Establishing our gynecologic oncology unit was a long journey with many ups and downs. We started the process in 2012 and finally received accreditation for a fellowship examination training center in 2016. DMCH and Massachusetts General Hospital (MGH) signed an agreement granting two-month gynecologic oncology observerships at MGH. Three doctors from DMCH have already completed the observership. The hard work of Professor Ferdousi Islam, Professor Nazma Haque and Dr. SM Shahida is behind these great achievements. I was also fortunate to be part of this initiative and have been working from the very beginning on all of these activities. Although previously DMCH had no designated posts for gynecologic oncologists, since 2019, Professor Nilufer Sultana (current head of the department) has given us the opportunity to work exclusively in this field as a separate unit.
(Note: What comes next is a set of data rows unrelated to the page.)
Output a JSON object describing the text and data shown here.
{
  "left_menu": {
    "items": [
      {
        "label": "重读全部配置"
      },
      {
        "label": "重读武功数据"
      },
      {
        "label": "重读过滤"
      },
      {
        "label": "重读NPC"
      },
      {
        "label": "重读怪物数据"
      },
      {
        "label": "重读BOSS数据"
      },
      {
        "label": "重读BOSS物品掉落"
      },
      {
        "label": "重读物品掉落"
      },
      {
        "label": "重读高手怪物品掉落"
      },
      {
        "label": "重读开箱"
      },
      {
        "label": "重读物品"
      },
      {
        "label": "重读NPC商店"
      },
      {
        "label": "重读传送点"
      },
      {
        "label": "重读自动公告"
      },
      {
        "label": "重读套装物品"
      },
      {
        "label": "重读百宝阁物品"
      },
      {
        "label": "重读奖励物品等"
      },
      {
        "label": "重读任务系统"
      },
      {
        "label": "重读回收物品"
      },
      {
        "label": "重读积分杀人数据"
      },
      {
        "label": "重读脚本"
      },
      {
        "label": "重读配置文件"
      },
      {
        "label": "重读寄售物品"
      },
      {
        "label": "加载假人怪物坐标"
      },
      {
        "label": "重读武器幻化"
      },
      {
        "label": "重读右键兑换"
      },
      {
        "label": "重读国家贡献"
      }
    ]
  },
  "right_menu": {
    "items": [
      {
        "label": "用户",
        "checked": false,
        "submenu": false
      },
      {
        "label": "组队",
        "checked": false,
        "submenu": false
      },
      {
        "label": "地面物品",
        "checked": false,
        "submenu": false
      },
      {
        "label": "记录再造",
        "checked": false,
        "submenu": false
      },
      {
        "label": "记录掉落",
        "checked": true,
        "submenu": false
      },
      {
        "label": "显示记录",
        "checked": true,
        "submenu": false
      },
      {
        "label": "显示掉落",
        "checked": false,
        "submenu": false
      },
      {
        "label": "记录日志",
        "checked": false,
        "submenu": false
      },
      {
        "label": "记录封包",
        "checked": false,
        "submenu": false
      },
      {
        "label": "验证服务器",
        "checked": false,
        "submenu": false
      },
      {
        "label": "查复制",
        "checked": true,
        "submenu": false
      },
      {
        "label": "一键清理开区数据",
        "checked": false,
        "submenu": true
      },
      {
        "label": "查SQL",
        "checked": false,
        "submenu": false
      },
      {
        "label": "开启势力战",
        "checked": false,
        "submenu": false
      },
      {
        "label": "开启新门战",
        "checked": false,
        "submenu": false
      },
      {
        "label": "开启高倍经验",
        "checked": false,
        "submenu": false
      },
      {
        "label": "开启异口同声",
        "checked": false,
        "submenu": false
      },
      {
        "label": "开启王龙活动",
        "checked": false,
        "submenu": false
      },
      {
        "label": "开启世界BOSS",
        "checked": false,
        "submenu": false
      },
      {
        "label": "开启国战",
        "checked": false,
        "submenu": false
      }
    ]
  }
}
As the whole world fights the COVID-19 pandemic, we are forced to limit care for non-COVID patients and take other unprecedented measures. We use international guidelines (IGCS, ESGO protocols) for the management of gynecologic oncology patients in collaboration with other cancer institutions. We also participate in online academic sessions and webinars conducted by renowned oncologists. Outpatients are managed according to strict safety measures. As all oncology operations are suspended, and follow-up care is provided by telemedicine, our normally overcrowded gynecologic oncology ward is now silent.
DMCH has been a COVID-dedicated hospital since May 2. With our same staff, we now have to manage both COVID and non-COVID patients. We are rearranging our services accordingly and have created a COVID duty roster for faculty and trainees. We are trying to overcome this pandemic crisis with hard work and knowledge to continue saving the lives of mothers and children. Hopefully, we can resume our normal activities soon and our gynecologic oncology patients will not be deprived for too long.
Dr. Lutfa Begum Lipi is an assistant professor of Gynaecology and Obstetrics at Dhaka Medical College Hospital. She received her MBBS at Sir Salimullah Medical College and her MCPS and FCPS at Bangladesh College of Physicians and Surgeons. She created and ran the Gynaecologic Oncology Tumor Board at DMCH and has been actively involved in the creation and running of the first Women’s Inpatient Gynaecologic Oncology Unit.
Dogs can sniff out coronavirus infections, German study shows
Partnering with Men and Boys to End Harmful Practices: Female Genital Mutilation and Child Marriage
Hosts: United Nations Population Fund (UNFPA) and United Nations International Children's Emergency Fund (UNICEF)
Date: August 13, 2020
Times: 08:00 AM ET